Neurotechnology devices have come a long way over the last decade. We’ve seen massive advancements in signal quality, biofeedback, and hardware, and these have given both startups and established companies new fuel for innovation.
Some of the neurotechnology devices listed below are reported to provide minor assistance to sleep. Others claim to help you learn faster by a few percentage points. The self-improvement device market, however, is still very much in it’s infancy; as the years go on, we’ll see the neuroscientists that develop these technologies grow bolder and more confident in their claims.
The Dreem 2, developed by sleep experts over at Dreem, provides sophisticated nighttime tracking coupled with bone conduction audio technology. They want to help improve your sleep through better knowledge of your sleep cycles & patterns, and (soon) will offer precise audio stimulation during breathing disturbances to increase sleep depth and quality.
The Thync Relax Pro is a small, neck-mounted device developed by Thync that claims to help relieve stress naturally, without the use of drugs. It provides gentle electrical signals through the base of your neck that specifically target the brain areas involved in physiological stress, lowering heart rate and helping you gradually calm down.
If you’re at all an audiophile like me, you’ve probably seen ads for Halo Sport, one of Halo Neuroscience’s breakthrough brain-stimulation products. Halo Sport is a unique blend of fantastic quality wireless headphones and targeted neurostimulators. The company claims it provides significant boosts to learning and muscle memory, and has recently begun using it to improve outcomes in endurance athletes as well
FocusEDU, an education wearable developed by BrainCo, is reported to enhance education outcomes by providing real-time feedback on student engagement to teachers. Student brains look characteristically different when they’re paying attention and when they’re goofing off — FocusEDU takes advantage of that to let teachers know if their material is resonating. Additionally, it allows students to play “Focus Games” — simple, mind-controlled games that aim to improve focus and increase engagement.
The CE-certified Flow headband aims to treat your depression at home without medications or office visits. This sleek solution leverages recent research in neurostimulation to provide targeted electrical pulses to the areas of the brain most implicated in depressive symptoms. They also offer a proprietary app developed by therapists.
NextMind is my favorite neurotechnology device of the year for the sole reason that this bold headset makes big claims. Claiming to be the first brain-sensing wearable for real-time device control, NextMind wants to revolutionize how we interact with technology like video games. Instead of needing to play with a clunky controller, they believe in a world where you can play simply by thinking — your character moves when you want them to, not when you click a button that corresponds to the right set of keys.
The Muse S, developed by Interaxon, wants to help you train your brain through biofeedback.

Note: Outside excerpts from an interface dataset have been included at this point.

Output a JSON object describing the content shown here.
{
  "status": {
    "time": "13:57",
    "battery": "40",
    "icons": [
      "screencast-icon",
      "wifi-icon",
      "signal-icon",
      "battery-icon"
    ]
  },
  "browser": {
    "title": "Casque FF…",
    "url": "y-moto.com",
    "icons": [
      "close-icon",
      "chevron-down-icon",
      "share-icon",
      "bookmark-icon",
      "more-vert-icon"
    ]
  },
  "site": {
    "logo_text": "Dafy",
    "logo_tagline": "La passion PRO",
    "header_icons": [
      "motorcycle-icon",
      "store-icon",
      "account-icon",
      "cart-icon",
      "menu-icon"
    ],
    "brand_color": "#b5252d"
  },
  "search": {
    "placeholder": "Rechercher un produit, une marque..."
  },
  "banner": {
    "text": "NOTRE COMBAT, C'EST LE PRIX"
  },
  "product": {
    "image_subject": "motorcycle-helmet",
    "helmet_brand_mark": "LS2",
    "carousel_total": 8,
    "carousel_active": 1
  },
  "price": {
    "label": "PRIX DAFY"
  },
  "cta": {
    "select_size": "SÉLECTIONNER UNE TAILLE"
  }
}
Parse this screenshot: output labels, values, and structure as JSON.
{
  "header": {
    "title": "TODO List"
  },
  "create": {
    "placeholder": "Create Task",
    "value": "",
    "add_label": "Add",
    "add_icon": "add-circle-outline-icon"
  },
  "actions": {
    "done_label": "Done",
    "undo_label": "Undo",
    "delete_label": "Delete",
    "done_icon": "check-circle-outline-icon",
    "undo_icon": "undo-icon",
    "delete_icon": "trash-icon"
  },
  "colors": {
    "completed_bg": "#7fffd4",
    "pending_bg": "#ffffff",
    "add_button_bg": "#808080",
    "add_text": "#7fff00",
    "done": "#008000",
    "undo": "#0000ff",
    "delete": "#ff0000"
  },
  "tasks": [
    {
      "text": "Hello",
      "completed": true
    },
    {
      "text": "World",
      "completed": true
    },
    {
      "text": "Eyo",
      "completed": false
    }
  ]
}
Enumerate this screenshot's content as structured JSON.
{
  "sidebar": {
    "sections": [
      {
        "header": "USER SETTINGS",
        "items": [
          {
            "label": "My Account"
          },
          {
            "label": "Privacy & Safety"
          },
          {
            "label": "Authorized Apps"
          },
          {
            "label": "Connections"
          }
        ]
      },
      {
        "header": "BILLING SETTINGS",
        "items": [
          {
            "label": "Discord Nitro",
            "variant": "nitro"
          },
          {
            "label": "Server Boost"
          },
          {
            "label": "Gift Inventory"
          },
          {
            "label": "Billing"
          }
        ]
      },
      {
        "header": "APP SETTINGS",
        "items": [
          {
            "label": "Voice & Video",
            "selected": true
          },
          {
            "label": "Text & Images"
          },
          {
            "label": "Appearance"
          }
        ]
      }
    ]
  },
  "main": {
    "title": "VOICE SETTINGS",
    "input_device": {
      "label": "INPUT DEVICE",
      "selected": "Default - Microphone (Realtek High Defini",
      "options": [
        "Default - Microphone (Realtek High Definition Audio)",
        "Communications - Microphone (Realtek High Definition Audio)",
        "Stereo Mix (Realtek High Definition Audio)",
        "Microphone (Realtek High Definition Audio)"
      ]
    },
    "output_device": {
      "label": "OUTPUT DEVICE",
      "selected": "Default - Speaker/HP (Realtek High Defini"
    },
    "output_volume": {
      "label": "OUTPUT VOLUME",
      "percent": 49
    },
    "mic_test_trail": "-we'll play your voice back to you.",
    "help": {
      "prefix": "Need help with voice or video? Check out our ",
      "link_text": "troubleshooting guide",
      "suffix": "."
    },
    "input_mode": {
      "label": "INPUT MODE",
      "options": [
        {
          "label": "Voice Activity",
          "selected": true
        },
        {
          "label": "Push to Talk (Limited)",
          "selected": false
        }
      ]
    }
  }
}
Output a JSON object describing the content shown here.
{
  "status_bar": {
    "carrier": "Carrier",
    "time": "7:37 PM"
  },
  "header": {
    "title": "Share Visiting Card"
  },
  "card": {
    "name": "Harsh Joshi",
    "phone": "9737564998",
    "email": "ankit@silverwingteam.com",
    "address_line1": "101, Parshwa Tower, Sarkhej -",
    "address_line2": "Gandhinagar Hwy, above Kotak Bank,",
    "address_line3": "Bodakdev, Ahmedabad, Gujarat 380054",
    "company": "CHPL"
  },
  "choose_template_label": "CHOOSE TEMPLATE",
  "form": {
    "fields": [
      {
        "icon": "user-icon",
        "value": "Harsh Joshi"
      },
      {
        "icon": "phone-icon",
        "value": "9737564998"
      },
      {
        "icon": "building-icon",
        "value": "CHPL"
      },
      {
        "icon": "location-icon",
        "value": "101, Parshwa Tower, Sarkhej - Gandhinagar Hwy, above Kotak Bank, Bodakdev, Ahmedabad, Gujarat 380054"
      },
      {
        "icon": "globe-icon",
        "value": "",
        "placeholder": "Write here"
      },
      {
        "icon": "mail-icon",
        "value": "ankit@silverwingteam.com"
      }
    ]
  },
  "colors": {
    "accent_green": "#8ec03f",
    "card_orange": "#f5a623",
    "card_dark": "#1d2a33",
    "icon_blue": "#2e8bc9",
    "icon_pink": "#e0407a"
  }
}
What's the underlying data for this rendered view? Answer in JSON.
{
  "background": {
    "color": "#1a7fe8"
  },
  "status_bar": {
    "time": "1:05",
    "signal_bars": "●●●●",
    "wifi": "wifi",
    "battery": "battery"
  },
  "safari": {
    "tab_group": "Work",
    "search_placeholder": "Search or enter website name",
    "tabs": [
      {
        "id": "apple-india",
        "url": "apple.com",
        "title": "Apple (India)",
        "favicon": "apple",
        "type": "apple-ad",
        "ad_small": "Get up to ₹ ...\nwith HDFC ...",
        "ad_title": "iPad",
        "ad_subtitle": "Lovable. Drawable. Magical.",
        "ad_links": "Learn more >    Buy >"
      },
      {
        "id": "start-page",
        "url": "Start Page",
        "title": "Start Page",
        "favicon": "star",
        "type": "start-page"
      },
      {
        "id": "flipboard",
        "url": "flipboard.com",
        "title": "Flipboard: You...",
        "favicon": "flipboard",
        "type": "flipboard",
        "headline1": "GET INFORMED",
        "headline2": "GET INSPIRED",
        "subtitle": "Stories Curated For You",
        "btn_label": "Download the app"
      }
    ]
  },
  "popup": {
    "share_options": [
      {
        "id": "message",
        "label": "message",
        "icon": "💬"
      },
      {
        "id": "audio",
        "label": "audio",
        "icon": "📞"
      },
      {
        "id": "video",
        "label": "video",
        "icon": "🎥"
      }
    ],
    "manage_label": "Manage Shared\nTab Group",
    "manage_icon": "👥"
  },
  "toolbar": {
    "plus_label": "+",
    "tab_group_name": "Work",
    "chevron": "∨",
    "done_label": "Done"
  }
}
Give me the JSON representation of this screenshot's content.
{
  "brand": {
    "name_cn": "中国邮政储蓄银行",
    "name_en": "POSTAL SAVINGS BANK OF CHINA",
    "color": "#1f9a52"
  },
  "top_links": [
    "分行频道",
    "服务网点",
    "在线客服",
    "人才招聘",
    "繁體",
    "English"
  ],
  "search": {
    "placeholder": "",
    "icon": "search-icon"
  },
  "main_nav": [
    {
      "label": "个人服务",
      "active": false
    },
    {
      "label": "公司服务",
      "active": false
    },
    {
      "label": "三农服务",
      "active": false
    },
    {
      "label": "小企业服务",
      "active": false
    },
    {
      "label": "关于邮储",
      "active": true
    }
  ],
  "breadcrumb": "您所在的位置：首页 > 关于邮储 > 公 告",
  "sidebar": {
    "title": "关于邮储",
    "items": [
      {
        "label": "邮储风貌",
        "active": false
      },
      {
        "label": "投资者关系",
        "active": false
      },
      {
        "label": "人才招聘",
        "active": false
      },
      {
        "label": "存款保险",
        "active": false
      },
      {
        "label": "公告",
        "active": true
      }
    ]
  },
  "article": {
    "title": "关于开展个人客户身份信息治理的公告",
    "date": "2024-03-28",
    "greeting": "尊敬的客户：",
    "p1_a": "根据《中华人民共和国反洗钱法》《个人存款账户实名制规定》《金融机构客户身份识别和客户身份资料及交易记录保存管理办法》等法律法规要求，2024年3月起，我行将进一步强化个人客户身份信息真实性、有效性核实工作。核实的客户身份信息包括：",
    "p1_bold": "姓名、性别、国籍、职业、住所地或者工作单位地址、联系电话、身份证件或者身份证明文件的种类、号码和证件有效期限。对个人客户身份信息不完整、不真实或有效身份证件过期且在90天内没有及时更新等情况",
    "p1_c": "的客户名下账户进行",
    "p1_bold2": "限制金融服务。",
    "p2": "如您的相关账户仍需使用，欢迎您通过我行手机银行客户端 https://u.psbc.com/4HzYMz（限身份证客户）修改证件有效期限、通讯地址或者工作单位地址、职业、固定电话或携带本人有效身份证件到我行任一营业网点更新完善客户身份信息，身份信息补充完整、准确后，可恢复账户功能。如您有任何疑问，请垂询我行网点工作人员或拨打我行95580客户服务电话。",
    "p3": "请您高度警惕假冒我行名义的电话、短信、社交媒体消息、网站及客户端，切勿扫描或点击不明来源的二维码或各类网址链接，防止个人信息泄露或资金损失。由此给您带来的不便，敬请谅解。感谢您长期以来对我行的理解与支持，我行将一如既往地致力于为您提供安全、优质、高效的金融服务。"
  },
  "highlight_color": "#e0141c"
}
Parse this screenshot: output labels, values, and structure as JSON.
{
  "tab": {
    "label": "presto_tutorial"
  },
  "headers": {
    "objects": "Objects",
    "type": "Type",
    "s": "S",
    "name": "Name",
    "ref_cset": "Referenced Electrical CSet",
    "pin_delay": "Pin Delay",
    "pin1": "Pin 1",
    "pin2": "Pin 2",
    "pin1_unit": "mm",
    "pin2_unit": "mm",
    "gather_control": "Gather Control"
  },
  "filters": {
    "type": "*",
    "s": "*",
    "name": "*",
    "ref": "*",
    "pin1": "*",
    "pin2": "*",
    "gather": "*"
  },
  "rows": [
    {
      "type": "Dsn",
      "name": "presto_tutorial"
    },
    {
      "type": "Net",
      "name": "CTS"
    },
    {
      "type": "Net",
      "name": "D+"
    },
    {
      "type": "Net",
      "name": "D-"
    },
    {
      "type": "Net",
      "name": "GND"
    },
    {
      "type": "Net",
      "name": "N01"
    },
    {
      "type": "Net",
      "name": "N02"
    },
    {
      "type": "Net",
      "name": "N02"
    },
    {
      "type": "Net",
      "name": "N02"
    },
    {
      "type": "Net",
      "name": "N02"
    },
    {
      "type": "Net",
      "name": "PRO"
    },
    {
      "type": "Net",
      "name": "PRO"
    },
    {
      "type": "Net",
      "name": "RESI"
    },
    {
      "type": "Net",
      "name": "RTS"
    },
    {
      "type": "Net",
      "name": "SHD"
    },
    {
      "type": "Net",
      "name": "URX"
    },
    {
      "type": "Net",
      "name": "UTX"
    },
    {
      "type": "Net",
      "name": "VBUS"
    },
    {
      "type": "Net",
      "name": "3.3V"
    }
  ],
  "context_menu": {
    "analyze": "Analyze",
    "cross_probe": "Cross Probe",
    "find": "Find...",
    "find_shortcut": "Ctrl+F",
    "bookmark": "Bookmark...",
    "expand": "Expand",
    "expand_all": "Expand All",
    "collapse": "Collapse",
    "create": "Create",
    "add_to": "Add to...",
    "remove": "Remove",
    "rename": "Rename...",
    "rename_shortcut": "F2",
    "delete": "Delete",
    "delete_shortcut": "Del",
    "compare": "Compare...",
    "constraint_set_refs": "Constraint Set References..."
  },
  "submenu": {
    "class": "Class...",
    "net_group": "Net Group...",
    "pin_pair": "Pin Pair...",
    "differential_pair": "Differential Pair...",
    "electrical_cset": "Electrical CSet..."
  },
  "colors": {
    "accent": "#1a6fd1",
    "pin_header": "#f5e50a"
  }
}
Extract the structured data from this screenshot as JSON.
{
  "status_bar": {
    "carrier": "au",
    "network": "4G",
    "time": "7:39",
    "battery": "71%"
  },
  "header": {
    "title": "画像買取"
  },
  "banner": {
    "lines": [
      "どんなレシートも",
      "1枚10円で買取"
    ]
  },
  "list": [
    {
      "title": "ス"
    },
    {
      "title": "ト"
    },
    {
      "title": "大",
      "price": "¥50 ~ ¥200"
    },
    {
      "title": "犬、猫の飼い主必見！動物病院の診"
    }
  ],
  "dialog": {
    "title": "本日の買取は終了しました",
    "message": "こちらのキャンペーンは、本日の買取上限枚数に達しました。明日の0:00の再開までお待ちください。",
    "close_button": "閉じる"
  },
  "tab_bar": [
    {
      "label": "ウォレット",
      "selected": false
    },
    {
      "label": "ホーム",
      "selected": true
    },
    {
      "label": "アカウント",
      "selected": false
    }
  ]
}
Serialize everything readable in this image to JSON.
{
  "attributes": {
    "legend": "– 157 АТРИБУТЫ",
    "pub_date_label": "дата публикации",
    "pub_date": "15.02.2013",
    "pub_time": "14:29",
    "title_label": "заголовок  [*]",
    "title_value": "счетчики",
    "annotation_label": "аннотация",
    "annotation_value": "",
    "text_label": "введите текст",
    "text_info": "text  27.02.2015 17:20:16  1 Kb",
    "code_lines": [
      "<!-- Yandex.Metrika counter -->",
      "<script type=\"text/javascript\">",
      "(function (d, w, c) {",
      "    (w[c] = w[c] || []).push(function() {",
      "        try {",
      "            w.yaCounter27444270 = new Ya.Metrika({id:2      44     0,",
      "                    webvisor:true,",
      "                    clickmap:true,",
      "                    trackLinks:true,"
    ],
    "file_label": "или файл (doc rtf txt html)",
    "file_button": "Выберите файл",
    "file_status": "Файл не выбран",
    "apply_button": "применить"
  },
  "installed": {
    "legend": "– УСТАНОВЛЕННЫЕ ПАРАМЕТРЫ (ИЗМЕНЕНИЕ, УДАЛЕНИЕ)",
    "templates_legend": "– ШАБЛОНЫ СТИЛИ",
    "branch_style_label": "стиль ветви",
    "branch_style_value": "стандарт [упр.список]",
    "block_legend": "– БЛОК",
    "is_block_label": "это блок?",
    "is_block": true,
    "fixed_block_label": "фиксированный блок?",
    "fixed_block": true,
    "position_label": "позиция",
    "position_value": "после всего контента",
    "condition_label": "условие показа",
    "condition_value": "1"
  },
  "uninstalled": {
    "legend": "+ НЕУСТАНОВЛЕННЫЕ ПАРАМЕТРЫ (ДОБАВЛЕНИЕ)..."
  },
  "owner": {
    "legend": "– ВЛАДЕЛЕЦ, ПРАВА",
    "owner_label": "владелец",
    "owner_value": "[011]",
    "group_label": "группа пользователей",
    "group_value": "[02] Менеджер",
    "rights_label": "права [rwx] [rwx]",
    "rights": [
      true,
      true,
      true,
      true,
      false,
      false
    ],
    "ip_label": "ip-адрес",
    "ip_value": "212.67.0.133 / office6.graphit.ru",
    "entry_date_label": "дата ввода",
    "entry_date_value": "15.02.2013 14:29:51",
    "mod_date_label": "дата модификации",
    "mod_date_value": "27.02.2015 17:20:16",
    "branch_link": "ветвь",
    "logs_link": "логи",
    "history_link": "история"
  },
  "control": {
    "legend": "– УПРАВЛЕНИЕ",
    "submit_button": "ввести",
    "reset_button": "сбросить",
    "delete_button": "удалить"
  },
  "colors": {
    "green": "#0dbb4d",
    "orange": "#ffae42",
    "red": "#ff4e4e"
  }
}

Their organic design and user-friendly interface provide real-time feedback through electroencephalography, pulse oximetry, and accelerometry, giving you strong insights into the workings of your own body. In short, Muse S is a full suite of body monitoring tools in a compact, beautiful looking headset.
Neurotechnology devices are still very much in their infancy. Exponential improvements in both sensor technology and decoding are well on the way, and intelligent people will use both advancements to build the next generation of wearable for people like me and you.
As this industry grows into one of the world’s biggest and most powerful, take a moment to appreciate the fact that you were there at it’s birth. It’s a bright future for pioneers of both the mind and the soul.